- _DATA SUPPLIED_
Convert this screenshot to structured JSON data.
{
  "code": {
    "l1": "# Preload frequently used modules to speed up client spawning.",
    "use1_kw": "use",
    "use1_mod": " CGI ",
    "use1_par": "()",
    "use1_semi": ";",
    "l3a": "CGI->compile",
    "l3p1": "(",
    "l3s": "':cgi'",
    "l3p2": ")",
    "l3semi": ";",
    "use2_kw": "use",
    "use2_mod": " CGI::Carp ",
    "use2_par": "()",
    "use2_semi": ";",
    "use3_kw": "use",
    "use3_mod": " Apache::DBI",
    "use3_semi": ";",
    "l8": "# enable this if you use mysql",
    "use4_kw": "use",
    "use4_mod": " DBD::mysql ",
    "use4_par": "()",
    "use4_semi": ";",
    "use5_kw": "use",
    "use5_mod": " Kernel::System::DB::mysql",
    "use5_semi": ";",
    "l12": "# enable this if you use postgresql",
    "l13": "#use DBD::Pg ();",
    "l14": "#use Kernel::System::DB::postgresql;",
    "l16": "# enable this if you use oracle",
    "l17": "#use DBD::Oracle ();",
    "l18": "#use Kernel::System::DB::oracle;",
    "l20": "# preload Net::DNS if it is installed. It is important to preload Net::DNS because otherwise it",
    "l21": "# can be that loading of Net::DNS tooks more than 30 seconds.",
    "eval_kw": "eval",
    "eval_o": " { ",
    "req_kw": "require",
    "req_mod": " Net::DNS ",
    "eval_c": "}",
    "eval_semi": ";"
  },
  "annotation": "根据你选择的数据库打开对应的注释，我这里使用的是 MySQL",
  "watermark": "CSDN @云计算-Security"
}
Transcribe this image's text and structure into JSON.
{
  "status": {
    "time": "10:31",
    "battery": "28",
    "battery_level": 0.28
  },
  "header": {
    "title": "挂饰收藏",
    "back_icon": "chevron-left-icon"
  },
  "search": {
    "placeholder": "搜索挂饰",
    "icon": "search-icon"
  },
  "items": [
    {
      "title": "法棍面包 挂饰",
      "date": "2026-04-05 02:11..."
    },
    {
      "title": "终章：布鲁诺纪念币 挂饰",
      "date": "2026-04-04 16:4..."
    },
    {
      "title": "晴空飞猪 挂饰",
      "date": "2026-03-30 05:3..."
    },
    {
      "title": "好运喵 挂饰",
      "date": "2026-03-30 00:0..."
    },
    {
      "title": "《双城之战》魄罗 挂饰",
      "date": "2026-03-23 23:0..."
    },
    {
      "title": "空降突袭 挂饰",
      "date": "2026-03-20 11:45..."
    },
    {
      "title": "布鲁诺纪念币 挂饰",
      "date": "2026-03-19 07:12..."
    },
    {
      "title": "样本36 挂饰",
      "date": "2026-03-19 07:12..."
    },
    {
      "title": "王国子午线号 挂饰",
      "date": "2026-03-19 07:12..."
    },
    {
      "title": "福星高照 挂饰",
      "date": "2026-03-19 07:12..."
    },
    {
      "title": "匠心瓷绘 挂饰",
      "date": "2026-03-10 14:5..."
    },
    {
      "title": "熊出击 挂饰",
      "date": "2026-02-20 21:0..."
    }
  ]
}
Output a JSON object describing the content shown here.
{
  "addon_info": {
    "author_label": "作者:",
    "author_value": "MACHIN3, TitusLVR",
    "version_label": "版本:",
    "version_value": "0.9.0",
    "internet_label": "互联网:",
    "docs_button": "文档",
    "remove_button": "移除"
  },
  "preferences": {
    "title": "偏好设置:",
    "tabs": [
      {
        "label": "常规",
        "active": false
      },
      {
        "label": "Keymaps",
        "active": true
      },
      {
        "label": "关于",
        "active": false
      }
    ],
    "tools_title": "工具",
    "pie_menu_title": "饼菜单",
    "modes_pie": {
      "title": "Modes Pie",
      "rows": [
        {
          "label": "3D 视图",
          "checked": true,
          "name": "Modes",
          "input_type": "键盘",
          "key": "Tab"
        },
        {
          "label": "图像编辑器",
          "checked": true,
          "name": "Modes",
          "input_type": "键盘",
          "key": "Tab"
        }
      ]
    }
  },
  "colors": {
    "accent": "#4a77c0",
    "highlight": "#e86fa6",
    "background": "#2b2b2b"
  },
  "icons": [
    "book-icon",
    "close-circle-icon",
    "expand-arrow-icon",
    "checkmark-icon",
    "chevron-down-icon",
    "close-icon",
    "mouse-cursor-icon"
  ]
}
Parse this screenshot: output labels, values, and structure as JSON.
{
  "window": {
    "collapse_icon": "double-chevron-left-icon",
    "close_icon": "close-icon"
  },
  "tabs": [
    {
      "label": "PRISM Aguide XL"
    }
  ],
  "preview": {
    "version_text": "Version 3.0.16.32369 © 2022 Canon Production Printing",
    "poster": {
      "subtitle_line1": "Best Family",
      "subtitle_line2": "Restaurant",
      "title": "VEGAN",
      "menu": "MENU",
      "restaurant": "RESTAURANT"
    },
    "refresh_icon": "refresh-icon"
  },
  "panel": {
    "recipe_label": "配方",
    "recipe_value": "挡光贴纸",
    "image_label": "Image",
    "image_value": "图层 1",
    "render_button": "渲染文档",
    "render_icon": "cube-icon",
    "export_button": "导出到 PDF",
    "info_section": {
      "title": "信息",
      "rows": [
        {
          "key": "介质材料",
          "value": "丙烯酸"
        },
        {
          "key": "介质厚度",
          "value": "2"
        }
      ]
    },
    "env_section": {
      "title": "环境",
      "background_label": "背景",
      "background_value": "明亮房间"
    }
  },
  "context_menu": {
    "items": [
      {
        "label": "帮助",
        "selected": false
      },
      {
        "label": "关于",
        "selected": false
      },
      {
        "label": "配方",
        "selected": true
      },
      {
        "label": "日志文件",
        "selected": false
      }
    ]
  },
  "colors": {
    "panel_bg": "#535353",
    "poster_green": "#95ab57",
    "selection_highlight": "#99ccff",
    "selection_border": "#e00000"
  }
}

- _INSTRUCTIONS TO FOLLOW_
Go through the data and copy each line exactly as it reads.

- _RESPONSE BOX_
Convert this screenshot to structured JSON data.
{
  "code": {
    "l1": "# Preload frequently used modules to speed up client spawning.",
    "use1_kw": "use",
    "use1_mod": " CGI ",
    "use1_par": "()",
    "use1_semi": ";",
    "l3a": "CGI->compile",
    "l3p1": "(",
    "l3s": "':cgi'",
    "l3p2": ")",
    "l3semi": ";",
    "use2_kw": "use",
    "use2_mod": " CGI::Carp ",
    "use2_par": "()",
    "use2_semi": ";",
    "use3_kw": "use",
    "use3_mod": " Apache::DBI",
    "use3_semi": ";",
    "l8": "# enable this if you use mysql",
    "use4_kw": "use",
    "use4_mod": " DBD::mysql ",
    "use4_par": "()",
    "use4_semi": ";",
    "use5_kw": "use",
    "use5_mod": " Kernel::System::DB::mysql",
    "use5_semi": ";",
    "l12": "# enable this if you use postgresql",
    "l13": "#use DBD::Pg ();",
    "l14": "#use Kernel::System::DB::postgresql;",
    "l16": "# enable this if you use oracle",
    "l17": "#use DBD::Oracle ();",
    "l18": "#use Kernel::System::DB::oracle;",
    "l20": "# preload Net::DNS if it is installed. It is important to preload Net::DNS because otherwise it",
    "l21": "# can be that loading of Net::DNS tooks more than 30 seconds.",
    "eval_kw": "eval",
    "eval_o": " { ",
    "req_kw": "require",
    "req_mod": " Net::DNS ",
    "eval_c": "}",
    "eval_semi": ";"
  },
  "annotation": "根据你选择的数据库打开对应的注释，我这里使用的是 MySQL",
  "watermark": "CSDN @云计算-Security"
}
Transcribe this image's text and structure into JSON.
{
  "status": {
    "time": "10:31",
    "battery": "28",
    "battery_level": 0.28
  },
  "header": {
    "title": "挂饰收藏",
    "back_icon": "chevron-left-icon"
  },
  "search": {
    "placeholder": "搜索挂饰",
    "icon": "search-icon"
  },
  "items": [
    {
      "title": "法棍面包 挂饰",
      "date": "2026-04-05 02:11..."
    },
    {
      "title": "终章：布鲁诺纪念币 挂饰",
      "date": "2026-04-04 16:4..."
    },
    {
      "title": "晴空飞猪 挂饰",
      "date": "2026-03-30 05:3..."
    },
    {
      "title": "好运喵 挂饰",
      "date": "2026-03-30 00:0..."
    },
    {
      "title": "《双城之战》魄罗 挂饰",
      "date": "2026-03-23 23:0..."
    },
    {
      "title": "空降突袭 挂饰",
      "date": "2026-03-20 11:45..."
    },
    {
      "title": "布鲁诺纪念币 挂饰",
      "date": "2026-03-19 07:12..."
    },
    {
      "title": "样本36 挂饰",
      "date": "2026-03-19 07:12..."
    },
    {
      "title": "王国子午线号 挂饰",
      "date": "2026-03-19 07:12..."
    },
    {
      "title": "福星高照 挂饰",
      "date": "2026-03-19 07:12..."
    },
    {
      "title": "匠心瓷绘 挂饰",
      "date": "2026-03-10 14:5..."
    },
    {
      "title": "熊出击 挂饰",
      "date": "2026-02-20 21:0..."
    }
  ]
}
Output a JSON object describing the content shown here.
{
  "addon_info": {
    "author_label": "作者:",
    "author_value": "MACHIN3, TitusLVR",
    "version_label": "版本:",
    "version_value": "0.9.0",
    "internet_label": "互联网:",
    "docs_button": "文档",
    "remove_button": "移除"
  },
  "preferences": {
    "title": "偏好设置:",
    "tabs": [
      {
        "label": "常规",
        "active": false
      },
      {
        "label": "Keymaps",
        "active": true
      },
      {
        "label": "关于",
        "active": false
      }
    ],
    "tools_title": "工具",
    "pie_menu_title": "饼菜单",
    "modes_pie": {
      "title": "Modes Pie",
      "rows": [
        {
          "label": "3D 视图",
          "checked": true,
          "name": "Modes",
          "input_type": "键盘",
          "key": "Tab"
        },
        {
          "label": "图像编辑器",
          "checked": true,
          "name": "Modes",
          "input_type": "键盘",
          "key": "Tab"
        }
      ]
    }
  },
  "colors": {
    "accent": "#4a77c0",
    "highlight": "#e86fa6",
    "background": "#2b2b2b"
  },
  "icons": [
    "book-icon",
    "close-circle-icon",
    "expand-arrow-icon",
    "checkmark-icon",
    "chevron-down-icon",
    "close-icon",
    "mouse-cursor-icon"
  ]
}
Parse this screenshot: output labels, values, and structure as JSON.
{
  "window": {
    "collapse_icon": "double-chevron-left-icon",
    "close_icon": "close-icon"
  },
  "tabs": [
    {
      "label": "PRISM Aguide XL"
    }
  ],
  "preview": {
    "version_text": "Version 3.0.16.32369 © 2022 Canon Production Printing",
    "poster": {
      "subtitle_line1": "Best Family",
      "subtitle_line2": "Restaurant",
      "title": "VEGAN",
      "menu": "MENU",
      "restaurant": "RESTAURANT"
    },
    "refresh_icon": "refresh-icon"
  },
  "panel": {
    "recipe_label": "配方",
    "recipe_value": "挡光贴纸",
    "image_label": "Image",
    "image_value": "图层 1",
    "render_button": "渲染文档",
    "render_icon": "cube-icon",
    "export_button": "导出到 PDF",
    "info_section": {
      "title": "信息",
      "rows": [
        {
          "key": "介质材料",
          "value": "丙烯酸"
        },
        {
          "key": "介质厚度",
          "value": "2"
        }
      ]
    },
    "env_section": {
      "title": "环境",
      "background_label": "背景",
      "background_value": "明亮房间"
    }
  },
  "context_menu": {
    "items": [
      {
        "label": "帮助",
        "selected": false
      },
      {
        "label": "关于",
        "selected": false
      },
      {
        "label": "配方",
        "selected": true
      },
      {
        "label": "日志文件",
        "selected": false
      }
    ]
  },
  "colors": {
    "panel_bg": "#535353",
    "poster_green": "#95ab57",
    "selection_highlight": "#99ccff",
    "selection_border": "#e00000"
  }
}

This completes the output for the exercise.